    I didn't even finish reading the article. There was no need to. The Illegals in this state have decided to try to take the SATS. I graduated in MN, I never took the ACTS or SATS because I went to college my senior year. (I was in the top 25% of my school my junior year,) and never had the need to take them. When my younger brother graduated in 1999, there was an article in the paper about our high school and how two graduating seniors had scored PERFECT on their SATS. NO, my brother was not one of them. I never took them, so I don't really understand the scoring, but it seems to me that America's children are pretty stupid if the average score is around 500. Or is it just the Illegals bringing the score down? Why don't we give them the same test in Spanish? They might do better! Just like when I moved here and had to get an NC liscence, there was such a long line of Mexicans that when it came my turn to enter the room, the officer asked me if I wanted English or espanole.Duh!!

  • Myra Aug 29, 2007

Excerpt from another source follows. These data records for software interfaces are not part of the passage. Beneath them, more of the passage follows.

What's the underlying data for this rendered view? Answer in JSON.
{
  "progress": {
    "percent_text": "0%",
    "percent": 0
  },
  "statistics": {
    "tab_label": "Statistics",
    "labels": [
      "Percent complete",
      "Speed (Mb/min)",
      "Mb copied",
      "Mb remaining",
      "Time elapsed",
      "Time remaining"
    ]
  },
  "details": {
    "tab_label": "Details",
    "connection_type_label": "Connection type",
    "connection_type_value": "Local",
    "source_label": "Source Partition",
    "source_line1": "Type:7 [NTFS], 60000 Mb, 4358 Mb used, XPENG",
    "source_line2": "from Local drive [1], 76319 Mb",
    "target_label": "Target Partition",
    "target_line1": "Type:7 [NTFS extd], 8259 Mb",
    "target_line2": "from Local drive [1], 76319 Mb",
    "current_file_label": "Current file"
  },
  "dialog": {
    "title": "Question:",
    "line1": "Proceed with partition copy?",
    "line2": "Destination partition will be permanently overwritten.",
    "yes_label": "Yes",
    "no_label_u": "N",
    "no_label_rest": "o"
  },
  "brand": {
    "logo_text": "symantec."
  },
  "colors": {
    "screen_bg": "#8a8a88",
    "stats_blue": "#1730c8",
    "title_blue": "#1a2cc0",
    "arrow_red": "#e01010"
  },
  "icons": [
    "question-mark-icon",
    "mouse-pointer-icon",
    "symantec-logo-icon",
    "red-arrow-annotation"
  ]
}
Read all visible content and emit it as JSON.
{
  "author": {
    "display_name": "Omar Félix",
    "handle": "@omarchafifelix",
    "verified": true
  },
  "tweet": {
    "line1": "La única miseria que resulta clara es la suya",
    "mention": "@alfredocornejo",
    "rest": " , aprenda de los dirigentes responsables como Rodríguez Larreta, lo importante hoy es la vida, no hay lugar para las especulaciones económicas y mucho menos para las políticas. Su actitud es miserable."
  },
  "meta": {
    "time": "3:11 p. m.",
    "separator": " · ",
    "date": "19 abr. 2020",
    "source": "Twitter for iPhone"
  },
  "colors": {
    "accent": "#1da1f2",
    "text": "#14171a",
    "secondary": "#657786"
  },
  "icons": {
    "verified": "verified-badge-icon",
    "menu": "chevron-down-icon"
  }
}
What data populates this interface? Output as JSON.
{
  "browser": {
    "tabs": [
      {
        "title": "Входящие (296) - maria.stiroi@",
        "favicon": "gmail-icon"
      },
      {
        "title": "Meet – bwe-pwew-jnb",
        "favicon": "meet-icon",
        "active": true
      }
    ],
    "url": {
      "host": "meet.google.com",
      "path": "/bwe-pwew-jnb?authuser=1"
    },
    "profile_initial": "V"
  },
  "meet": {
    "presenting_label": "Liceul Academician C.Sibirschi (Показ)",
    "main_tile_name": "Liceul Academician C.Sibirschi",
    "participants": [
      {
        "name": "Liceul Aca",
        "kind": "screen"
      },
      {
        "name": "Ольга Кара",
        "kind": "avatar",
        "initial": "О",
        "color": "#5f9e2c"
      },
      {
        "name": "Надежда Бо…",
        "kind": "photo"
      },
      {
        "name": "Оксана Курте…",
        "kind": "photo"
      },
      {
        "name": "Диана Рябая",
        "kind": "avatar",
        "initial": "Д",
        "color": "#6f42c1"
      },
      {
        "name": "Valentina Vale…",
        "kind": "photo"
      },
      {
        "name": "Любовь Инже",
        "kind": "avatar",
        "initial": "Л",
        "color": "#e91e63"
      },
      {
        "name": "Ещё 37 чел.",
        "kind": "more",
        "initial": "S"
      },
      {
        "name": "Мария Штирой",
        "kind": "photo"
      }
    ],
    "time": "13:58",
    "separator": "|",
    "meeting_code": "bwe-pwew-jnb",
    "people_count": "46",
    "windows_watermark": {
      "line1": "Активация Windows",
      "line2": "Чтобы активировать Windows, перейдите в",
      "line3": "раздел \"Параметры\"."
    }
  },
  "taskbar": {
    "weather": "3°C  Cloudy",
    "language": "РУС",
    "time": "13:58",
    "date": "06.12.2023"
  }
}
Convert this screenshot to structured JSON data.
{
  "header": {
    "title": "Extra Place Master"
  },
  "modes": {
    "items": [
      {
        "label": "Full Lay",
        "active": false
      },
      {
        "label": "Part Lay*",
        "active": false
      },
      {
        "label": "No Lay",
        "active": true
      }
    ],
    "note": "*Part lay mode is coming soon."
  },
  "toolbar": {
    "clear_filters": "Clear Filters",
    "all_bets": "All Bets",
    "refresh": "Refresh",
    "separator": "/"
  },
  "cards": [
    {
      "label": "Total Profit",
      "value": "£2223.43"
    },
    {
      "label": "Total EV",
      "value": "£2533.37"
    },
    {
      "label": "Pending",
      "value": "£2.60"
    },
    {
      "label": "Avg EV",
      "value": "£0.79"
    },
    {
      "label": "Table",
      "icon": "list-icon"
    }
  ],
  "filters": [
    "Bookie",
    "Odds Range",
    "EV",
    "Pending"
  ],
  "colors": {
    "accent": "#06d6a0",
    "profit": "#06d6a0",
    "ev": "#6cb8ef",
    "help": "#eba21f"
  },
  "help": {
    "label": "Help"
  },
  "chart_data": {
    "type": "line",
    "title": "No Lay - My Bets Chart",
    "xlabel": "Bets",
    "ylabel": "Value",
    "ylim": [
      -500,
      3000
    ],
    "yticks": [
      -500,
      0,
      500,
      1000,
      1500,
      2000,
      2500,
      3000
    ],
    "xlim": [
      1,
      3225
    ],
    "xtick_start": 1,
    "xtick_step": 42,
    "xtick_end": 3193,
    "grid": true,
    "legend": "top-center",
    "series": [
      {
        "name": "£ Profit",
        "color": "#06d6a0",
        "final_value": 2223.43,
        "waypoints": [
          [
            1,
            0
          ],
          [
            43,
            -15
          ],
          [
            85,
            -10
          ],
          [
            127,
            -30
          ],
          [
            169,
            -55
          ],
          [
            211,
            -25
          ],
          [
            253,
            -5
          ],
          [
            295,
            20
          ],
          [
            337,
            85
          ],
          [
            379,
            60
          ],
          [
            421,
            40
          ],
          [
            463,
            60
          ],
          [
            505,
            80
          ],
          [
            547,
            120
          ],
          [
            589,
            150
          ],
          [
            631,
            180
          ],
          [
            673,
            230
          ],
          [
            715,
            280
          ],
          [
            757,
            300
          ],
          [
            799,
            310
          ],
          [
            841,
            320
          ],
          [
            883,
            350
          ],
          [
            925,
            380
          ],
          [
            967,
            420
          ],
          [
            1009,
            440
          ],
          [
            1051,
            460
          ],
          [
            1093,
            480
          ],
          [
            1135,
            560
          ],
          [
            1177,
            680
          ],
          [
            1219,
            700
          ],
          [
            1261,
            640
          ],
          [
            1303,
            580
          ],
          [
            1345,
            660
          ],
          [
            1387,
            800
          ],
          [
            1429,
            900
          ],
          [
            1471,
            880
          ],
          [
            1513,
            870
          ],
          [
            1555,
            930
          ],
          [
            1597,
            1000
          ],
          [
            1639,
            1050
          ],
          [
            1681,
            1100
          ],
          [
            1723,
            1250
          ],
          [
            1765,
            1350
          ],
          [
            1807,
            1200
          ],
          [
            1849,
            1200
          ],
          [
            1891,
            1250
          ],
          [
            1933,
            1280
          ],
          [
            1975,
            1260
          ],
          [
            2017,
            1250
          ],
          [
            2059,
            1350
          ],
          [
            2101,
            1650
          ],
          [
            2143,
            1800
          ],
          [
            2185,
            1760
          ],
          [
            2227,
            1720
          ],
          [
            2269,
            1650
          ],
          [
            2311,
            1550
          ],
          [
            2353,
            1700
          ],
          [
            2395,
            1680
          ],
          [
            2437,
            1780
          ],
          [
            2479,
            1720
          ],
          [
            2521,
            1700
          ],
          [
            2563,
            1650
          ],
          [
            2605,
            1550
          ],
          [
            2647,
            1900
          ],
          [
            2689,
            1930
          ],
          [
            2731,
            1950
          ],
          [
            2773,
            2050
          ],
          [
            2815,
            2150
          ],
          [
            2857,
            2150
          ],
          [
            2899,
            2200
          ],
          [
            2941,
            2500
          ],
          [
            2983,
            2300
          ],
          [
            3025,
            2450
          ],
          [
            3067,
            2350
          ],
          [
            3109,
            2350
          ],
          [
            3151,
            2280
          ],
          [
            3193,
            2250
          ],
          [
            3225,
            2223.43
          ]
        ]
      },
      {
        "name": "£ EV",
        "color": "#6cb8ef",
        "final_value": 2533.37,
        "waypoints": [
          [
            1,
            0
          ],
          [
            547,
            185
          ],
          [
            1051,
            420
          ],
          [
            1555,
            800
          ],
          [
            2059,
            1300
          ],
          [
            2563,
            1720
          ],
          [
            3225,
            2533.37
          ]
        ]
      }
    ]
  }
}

    Teachers have more excuses for not doing their jobs than any other profession; except perhaps FEMA. The NC General Assembly makes laws without regard to the children/students but for the teachers and educators. Considering the number of teachers/coaches charged with having sex with students and other child sex offenses, WHY would they give these people the legal right to take a child in private and hit them? When a student passes all their subjects and end of course tests but misses too many days of school, they are forced to repeat the same grade. Now what moron thought of that one? Imagine this student is going to really be excited and looking forward to repeating what he/she already passed. Besides your obvious racism, you are focusing on symptoms and ignoring The Problem. Two teachers arrested for sex with students (Grays Creek) and one student arrested for inappropriate camera photo. Guess who the media bashed to death? The student, of course. DUH!!

  • Nancy Aug 28, 2007

    jhnewman - lol, that was good!

    Sadly, there is a serious failure of leadership on getting public education 'right', not only here in NC, but in most of the country.

    Too many diversions from basic core studies, the feel good, no one is really a failure it any wonder we have kids graduating from high school who cannot write a cohesive sentence? Who can't spell? Who can't do simple math?

    But, by God, they have their diploma!

  • Hy-Grade Aug 28, 2007

    WOW, it must have took a rocket scientist to figure this out, the smaller the percentage of whites that make up the total test takers, the lower the average IQ

  • then who cares Aug 28, 2007

    I believe the story said 6 percent more blacks took the test and 25 percent more Other Hispanic took the test. Could that account for the drop? Are these minority students who are not getting enough education?

  • jhnewman Aug 28, 2007

    Hi Nancy:

    "I guess failure pays, at the top anyway."

    Naw, he did his job, and probably quite well. he was hindered by a program that should be, "No parent left behind". His teachers worked their tails off tryig to increase their learning and test scores, only to have the illiterates bust their bubbles.

    Juan and Juanita go home to an empty house every day and even if their parents are there (not likely), they can't help them with their homework.

    Now, Leroy and Shanika, go home and their mom is working two jobs to make ends meet. So they get no help, and in fact, Leroy, doesn't mind at all because his mom would just tell him to hike up his pants and do his homework.

    Meanwhile, John, David, and Shirley are being tutored so they can attend the "Academy" and become the new landlords for Juan, Juanita, Leroy and Shanika.

    Don't like it? Then tell me what you are going to do about it. Don't blame the teachers. They should be getting combat pay.